Moves to stimulate residential construction in Western Australia by beefing up incentives for first home owners to purchase new or newly constructed homes have passed the first hurdle in the state’s parliament but have been delayed and are now not likely to take effect until next month.
Changes to the state’s First Home Owner Grant passed through the legislative assembly last week.
Under the changes, first-home purchasers of existing homes will see their First Home Owners Grant slashed from $7,000 to $3,000 but those purchasing a new or newly constructed home will see their grants rise by $3,000 to $10,000.
While primarily a budget-saving measure, the move is also designed to stimulate housing supply and construction by providing an incentive for first-home buyers to purchase new homes as opposed to existing homes. It follows a similar but more aggressive move in Queensland, where the government abolished the grant completely for purchasers of existing homes but more than doubled that available for first-home buyers of new homes from $7,000 to $15,000.
Though disliked by real estate groups, such moves are generally popular with building industry groups, who say they provide greater stimulus for housing construction at a lesser cost to taxpayers.
“This key initiative will continue to support first home buyers, help to increase housing supply and, very importantly, help create jobs in the housing sector in WA,” Western Australian Treasurer Troy Buswell says.
The changes had been expected to be in place by September 15 but are now set to be considered by the Legislative Council this week and will not come into effect until Royal Ascent has been granted, which the government says should happen by the end of October at the latest.
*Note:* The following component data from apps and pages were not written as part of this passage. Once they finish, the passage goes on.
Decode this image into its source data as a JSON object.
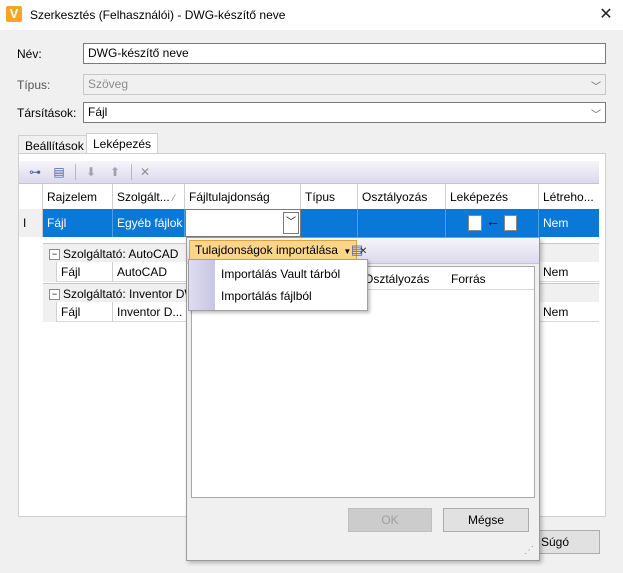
{
  "window": {
    "title": "Szerkesztés (Felhasználói) - DWG-készítő neve",
    "app_icon_letter": "V"
  },
  "form": {
    "name_label": "Név:",
    "name_value": "DWG-készítő neve",
    "type_label": "Típus:",
    "type_value": "Szöveg",
    "assoc_label": "Társítások:",
    "assoc_value": "Fájl"
  },
  "tabs": [
    {
      "label": "Beállítások"
    },
    {
      "label": "Leképezés"
    }
  ],
  "grid": {
    "columns": [
      "Rajzelem",
      "Szolgált...",
      "Fájltulajdonság",
      "Típus",
      "Osztályozás",
      "Leképezés",
      "Létreho..."
    ],
    "selected_row": {
      "indicator": "I",
      "entity": "Fájl",
      "provider": "Egyéb fájlok",
      "property": "",
      "type": "",
      "classification": "",
      "create": "Nem"
    },
    "groups": [
      {
        "title": "Szolgáltató: AutoCAD",
        "row": {
          "entity": "Fájl",
          "provider": "AutoCAD",
          "create": "Nem"
        }
      },
      {
        "title": "Szolgáltató: Inventor DWG",
        "row": {
          "entity": "Fájl",
          "provider": "Inventor D...",
          "create": "Nem"
        }
      }
    ]
  },
  "popup": {
    "import_button": "Tulajdonságok importálása",
    "columns": [
      "Osztályozás",
      "Forrás"
    ],
    "ok_label": "OK",
    "cancel_label": "Mégse"
  },
  "menu": {
    "items": [
      "Importálás Vault tárból",
      "Importálás fájlból"
    ]
  },
  "help_button": "Súgó",
  "colors": {
    "selection": "#0a78d7",
    "import_highlight": "#fcd48a",
    "app_icon": "#f5a623"
  }
}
The changes which will not affect the current transfer duty exemptions available to first home buyers for purchasers of less than $500,000.
The latest moves come as the state government is trying to unlock housing supply in Perth and elsewhere in order to ease a growing shortage brought about by high levels of population growth and recent low levels of residential building.
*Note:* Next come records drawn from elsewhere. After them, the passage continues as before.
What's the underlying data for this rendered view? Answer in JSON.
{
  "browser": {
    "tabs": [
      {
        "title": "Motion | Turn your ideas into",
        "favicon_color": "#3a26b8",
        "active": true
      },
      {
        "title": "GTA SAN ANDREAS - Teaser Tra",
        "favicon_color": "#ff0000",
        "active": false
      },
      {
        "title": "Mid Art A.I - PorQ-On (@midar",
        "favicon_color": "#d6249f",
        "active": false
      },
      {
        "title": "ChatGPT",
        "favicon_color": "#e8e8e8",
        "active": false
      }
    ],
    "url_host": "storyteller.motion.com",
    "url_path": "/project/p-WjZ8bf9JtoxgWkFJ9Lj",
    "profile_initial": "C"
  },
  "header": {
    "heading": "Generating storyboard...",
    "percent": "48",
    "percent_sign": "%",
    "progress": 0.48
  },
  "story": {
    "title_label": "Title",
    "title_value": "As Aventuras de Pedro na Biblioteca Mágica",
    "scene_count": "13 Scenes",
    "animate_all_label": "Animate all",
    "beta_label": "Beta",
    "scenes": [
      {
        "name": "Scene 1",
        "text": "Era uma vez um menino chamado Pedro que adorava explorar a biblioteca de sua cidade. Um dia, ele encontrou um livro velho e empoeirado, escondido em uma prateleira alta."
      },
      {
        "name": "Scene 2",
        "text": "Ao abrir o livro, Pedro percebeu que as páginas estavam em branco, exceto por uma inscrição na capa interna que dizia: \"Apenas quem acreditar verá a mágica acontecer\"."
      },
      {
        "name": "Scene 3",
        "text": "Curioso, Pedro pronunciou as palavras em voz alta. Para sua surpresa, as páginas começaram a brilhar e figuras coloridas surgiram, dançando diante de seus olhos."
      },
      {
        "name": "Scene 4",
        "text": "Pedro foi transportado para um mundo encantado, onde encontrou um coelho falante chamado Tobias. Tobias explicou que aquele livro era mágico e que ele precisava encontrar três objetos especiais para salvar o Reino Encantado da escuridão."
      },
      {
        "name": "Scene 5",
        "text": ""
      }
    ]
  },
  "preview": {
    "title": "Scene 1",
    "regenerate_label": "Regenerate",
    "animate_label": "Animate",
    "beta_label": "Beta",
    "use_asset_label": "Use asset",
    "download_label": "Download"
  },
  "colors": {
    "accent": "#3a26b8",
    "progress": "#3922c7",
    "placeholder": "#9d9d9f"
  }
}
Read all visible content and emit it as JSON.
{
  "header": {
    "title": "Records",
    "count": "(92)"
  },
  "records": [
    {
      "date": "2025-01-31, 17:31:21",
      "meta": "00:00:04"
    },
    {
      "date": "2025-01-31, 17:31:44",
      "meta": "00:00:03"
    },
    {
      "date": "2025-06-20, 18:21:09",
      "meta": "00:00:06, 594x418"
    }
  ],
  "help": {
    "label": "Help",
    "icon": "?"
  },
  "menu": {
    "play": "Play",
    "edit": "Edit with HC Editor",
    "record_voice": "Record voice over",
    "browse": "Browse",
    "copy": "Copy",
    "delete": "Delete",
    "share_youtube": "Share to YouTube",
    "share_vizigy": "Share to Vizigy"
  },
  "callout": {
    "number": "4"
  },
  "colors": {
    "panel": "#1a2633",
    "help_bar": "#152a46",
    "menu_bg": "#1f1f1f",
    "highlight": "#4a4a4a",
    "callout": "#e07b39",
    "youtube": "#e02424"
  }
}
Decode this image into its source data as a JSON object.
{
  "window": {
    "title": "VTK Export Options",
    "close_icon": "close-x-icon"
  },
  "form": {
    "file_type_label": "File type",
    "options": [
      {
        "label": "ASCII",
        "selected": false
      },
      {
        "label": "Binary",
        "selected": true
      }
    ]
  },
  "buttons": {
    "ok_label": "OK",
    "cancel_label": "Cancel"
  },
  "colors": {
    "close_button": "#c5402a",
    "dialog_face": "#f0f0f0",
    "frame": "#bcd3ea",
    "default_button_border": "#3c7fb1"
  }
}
The moves come on top of a recent overhaul of planning laws, which removed requirements for occupants of ‘granny flats’ built above garages to be relatives of main householders, increasing the amount of floor space for such buildings, lowering the lot size for which planning approval for single houses is required and placing greater emphasis on local development plans.